Interest rates on new credit card offers ticked up this week,
according to the CreditCards.com Weekly Credit Card Rate
The national average annual percentage rate (APR) rose to 14.94
percent Wednesday. This is the first time in three months that the
national average has increased.
Chase prompted this week's rate change by increasing the APR on
the Chase Freedom card by one percentage point.
The cash-back card previously featured an APR range of 12.99
percent to 22.99 percent. Now, cardholders may be offered an APR
from 13.99 percent or as high as 22.99 percent.
The higher rate on the Chase Freedom card caused other rate
categories to rise as well. For example, the average APR for
cash-back credit cards is now 14.17 percent, up from 14.13 percent.
The average APR for balance transfer cards also rose from 12.59
percent to 12.62 percent.
Rewards cards pushing rates higher
Despite occasional fluctuations, credit card interest rates have
remained exceptionally stable for more than two years now.

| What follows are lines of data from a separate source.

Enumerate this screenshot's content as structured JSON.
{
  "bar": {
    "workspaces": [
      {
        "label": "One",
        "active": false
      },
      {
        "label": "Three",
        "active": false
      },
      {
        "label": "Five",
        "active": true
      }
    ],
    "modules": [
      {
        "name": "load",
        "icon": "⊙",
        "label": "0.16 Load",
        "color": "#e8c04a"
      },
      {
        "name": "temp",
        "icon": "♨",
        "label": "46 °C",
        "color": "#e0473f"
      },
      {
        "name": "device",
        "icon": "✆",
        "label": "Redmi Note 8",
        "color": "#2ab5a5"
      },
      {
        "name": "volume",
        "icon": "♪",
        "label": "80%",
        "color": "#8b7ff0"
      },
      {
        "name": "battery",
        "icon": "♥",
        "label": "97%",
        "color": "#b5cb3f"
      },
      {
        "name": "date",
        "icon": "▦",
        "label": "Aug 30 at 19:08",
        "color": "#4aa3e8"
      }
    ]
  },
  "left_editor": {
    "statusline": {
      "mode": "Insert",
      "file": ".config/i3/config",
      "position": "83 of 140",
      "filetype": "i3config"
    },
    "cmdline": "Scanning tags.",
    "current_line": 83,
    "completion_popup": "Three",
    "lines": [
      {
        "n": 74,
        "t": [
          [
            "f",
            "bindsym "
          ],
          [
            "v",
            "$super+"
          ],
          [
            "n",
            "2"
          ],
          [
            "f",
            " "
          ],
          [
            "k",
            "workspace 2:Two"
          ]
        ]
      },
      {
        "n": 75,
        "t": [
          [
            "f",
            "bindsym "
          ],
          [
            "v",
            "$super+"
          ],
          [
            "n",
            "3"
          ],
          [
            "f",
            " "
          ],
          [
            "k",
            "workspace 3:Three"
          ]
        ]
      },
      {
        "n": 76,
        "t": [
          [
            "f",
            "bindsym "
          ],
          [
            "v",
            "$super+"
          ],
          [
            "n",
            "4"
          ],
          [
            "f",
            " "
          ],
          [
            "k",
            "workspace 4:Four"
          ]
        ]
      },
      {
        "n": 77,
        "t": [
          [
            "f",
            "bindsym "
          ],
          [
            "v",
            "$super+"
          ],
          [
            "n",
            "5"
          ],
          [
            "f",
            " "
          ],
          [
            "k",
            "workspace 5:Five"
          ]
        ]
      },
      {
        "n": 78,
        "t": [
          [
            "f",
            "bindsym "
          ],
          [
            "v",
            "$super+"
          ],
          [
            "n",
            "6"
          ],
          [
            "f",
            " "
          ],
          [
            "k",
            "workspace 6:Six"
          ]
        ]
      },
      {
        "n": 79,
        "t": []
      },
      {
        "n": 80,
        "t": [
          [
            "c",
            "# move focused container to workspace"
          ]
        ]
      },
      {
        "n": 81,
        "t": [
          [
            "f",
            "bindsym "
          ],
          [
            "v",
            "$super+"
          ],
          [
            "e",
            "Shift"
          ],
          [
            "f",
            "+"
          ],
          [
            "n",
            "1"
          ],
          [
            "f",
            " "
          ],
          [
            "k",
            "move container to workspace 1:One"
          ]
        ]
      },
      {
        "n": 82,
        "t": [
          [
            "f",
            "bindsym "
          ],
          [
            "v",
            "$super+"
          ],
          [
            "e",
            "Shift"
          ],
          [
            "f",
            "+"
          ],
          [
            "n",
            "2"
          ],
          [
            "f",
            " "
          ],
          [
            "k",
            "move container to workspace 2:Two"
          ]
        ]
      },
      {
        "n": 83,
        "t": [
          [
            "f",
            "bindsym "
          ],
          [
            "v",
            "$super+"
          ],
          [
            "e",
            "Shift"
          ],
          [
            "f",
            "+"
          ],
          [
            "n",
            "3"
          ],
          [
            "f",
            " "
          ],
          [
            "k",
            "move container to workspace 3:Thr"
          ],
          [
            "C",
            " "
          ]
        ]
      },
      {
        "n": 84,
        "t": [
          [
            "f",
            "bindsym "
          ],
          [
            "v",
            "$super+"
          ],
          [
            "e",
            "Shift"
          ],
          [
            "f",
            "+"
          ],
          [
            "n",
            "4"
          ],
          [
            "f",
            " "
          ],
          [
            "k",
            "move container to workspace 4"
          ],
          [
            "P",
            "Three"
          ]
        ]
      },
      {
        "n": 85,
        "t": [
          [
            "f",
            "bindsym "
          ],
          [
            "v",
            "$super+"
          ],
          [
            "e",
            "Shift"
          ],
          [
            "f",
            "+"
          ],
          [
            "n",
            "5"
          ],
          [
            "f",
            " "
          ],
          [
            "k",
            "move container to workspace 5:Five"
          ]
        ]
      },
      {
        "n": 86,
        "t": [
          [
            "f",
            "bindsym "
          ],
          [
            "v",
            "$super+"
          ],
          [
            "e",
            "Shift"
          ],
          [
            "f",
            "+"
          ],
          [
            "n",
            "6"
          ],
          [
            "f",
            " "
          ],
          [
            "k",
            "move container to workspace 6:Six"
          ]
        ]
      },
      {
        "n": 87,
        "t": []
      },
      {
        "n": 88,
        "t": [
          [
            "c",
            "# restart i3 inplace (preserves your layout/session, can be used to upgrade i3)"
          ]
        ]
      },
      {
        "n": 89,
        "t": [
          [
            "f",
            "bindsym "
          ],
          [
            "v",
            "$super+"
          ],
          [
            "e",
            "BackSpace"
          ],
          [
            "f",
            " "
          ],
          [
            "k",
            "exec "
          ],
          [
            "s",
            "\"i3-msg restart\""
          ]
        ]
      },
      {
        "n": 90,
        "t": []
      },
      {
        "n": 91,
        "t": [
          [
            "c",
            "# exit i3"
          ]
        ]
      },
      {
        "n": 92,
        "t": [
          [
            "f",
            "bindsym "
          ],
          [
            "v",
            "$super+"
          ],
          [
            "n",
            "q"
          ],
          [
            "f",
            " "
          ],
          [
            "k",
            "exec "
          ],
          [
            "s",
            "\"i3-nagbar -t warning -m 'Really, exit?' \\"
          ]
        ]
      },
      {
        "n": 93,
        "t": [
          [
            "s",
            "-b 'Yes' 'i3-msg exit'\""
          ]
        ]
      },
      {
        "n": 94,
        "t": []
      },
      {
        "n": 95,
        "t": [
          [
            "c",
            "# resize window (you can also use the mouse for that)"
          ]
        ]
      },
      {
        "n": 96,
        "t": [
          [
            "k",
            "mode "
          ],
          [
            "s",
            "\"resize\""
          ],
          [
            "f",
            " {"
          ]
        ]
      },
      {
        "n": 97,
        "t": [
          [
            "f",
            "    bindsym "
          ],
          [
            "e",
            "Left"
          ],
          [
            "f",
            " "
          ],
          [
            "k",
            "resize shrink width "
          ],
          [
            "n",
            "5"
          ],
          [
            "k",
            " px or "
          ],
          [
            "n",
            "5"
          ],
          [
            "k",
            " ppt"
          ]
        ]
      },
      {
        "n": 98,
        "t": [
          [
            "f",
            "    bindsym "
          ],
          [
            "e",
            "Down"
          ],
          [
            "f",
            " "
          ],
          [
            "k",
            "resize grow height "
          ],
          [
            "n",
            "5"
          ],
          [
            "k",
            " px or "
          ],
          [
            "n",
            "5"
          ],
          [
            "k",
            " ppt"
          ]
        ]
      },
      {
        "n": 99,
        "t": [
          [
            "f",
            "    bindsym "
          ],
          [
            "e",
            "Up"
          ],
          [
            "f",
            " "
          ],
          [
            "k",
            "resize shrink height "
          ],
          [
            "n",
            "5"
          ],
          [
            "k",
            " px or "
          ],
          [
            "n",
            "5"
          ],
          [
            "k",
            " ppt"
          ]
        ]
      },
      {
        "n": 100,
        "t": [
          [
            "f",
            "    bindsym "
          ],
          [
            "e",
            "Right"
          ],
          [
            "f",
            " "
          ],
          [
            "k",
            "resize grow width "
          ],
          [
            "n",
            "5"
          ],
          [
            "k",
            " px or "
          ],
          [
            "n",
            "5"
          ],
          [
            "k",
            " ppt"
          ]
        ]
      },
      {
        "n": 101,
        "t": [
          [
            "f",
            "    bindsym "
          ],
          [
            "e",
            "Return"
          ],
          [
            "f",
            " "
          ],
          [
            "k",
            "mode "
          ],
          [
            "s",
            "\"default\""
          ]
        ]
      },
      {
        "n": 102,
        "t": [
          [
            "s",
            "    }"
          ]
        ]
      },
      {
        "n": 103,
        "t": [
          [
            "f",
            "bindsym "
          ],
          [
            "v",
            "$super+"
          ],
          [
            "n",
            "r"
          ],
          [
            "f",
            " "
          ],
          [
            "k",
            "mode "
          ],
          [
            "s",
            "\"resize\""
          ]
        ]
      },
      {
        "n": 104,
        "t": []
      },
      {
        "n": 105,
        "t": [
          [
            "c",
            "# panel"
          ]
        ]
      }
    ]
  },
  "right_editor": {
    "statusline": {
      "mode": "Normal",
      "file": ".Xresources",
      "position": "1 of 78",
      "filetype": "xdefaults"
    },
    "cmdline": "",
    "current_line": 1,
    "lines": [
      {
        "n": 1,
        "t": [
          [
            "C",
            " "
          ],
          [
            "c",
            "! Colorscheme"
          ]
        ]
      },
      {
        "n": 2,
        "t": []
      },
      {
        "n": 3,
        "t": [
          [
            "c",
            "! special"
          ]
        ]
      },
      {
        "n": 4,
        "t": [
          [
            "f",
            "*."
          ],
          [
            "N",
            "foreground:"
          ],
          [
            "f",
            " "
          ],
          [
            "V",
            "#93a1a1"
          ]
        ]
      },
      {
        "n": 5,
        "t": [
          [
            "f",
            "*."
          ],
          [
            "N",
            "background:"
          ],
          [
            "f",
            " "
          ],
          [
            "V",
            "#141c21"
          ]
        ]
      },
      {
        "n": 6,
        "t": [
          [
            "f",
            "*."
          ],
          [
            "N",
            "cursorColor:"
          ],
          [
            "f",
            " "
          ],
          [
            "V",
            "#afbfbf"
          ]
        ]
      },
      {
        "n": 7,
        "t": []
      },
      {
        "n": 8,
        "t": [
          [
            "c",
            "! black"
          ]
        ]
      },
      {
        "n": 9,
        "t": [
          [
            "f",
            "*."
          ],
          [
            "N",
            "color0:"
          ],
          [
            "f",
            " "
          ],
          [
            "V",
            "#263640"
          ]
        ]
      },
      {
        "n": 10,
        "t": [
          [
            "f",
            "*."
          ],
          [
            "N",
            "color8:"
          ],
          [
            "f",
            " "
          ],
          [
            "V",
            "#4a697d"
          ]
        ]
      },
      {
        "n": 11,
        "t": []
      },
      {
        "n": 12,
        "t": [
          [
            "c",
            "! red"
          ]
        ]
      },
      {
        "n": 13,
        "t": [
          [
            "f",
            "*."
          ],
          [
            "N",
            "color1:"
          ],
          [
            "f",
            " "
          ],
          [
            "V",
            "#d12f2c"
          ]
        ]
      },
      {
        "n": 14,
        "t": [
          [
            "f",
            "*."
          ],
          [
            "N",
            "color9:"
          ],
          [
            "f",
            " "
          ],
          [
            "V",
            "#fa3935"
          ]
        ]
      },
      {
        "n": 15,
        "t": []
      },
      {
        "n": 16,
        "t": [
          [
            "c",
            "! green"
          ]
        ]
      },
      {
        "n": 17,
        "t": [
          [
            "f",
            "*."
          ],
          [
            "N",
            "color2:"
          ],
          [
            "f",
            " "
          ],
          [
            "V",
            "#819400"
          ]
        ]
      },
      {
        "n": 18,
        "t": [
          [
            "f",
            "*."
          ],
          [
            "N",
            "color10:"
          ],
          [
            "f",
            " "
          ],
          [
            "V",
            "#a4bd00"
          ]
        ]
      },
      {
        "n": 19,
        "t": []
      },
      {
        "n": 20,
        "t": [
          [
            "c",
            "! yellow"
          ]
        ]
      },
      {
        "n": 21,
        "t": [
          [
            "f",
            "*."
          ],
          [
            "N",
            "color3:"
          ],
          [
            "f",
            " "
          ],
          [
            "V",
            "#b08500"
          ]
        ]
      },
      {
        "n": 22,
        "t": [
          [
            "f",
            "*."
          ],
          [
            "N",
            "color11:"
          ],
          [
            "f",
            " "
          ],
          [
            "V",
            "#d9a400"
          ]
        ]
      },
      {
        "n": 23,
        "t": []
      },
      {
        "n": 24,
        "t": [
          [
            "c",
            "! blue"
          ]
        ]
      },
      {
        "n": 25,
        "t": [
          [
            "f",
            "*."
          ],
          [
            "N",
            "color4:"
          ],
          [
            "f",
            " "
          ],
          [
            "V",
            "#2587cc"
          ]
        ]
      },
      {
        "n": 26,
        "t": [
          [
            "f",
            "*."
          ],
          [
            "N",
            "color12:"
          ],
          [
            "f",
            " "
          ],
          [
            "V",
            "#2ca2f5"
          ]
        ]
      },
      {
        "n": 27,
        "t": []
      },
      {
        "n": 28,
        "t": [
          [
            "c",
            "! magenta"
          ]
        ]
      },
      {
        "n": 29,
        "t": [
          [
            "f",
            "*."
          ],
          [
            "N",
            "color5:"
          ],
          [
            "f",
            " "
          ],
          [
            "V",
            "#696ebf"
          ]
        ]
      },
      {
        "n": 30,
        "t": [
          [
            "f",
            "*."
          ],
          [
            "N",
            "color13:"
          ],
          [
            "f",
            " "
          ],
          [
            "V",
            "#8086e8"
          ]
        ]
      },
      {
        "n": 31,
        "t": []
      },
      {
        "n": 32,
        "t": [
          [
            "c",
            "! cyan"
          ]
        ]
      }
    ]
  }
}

For
example, the national average has remained above 14.9 percent for
the past 26 months and hasn't moved past 15.1 percent since January
Issuers have made so few changes to card offers, in fact, that
the national average has remained within rounding distance of 15
percent since late 2010.
According to CreditCards.com data, rewards credit cards, such as
the Chase Freedom card, are partially to blame for that relatively
high average rate.
That's because most credit cards these days are now rewards
cards. Among the 100 cards in the CreditCards.com database, for
example, approximately two-thirds of the cards offer cardholders
some kind of credit card reward, such as cash-back or rewards
points, in return for making purchases.
That trend has led to higher interest rates for many
cardholders, including those with pristine credit. In order to help
pay for the extra perks, issuers tend to charge cardholders
significantly higher rates on rewards credit cards than on plain
vanilla credit cards.
The difference in rates is even more pronounced for basic,
low-interest credit cards. The average APR for low-interest cards
is currently 10.29 percent. Compare that to the average APR for
rewards cards, which is nearly four percentage points
Cardholders' financial health improving
Despite higher APRs in recent years, a record number of credit card
holders have managed to keep up with their payments -- especially
in the past year.
Late payments by 60 days or more, for example, have tumbled in
the past 12 months, falling by 28 percent, according to
from Fitch Ratings.
Credit card charge-offs -- which measure the number of accounts
that credit card issuers have written off as uncollectible -- are
also at historic lows, falling 23 percent since this time last
The number of accounts that are still in positive standing is a
good measure of how far consumers have come since the
For example, credit card charge-offs are down by 65 percent
since 2009, according to Fitch, showing that even late payers are
doing well enough financially to at least send a payment when they
Credit card holders are also remaining disciplined about how
much debt they take on, making it easier for them to pay their
bills on time.
For example, credit card debt fell by $1.7 billion in March,
according to research released Tuesday by the
The Fed's latest report on household debt and credit marked the
first time this year that cardholders have pulled back on the
amount of credit card debt they take on.
However, despite occasional months of freer-than-usual spending,
cardholders have been slow to add more than a moderate amount of
debt to their balances through most of the past year.
More consumers ditch rewards, go with plain
vanilla credit cards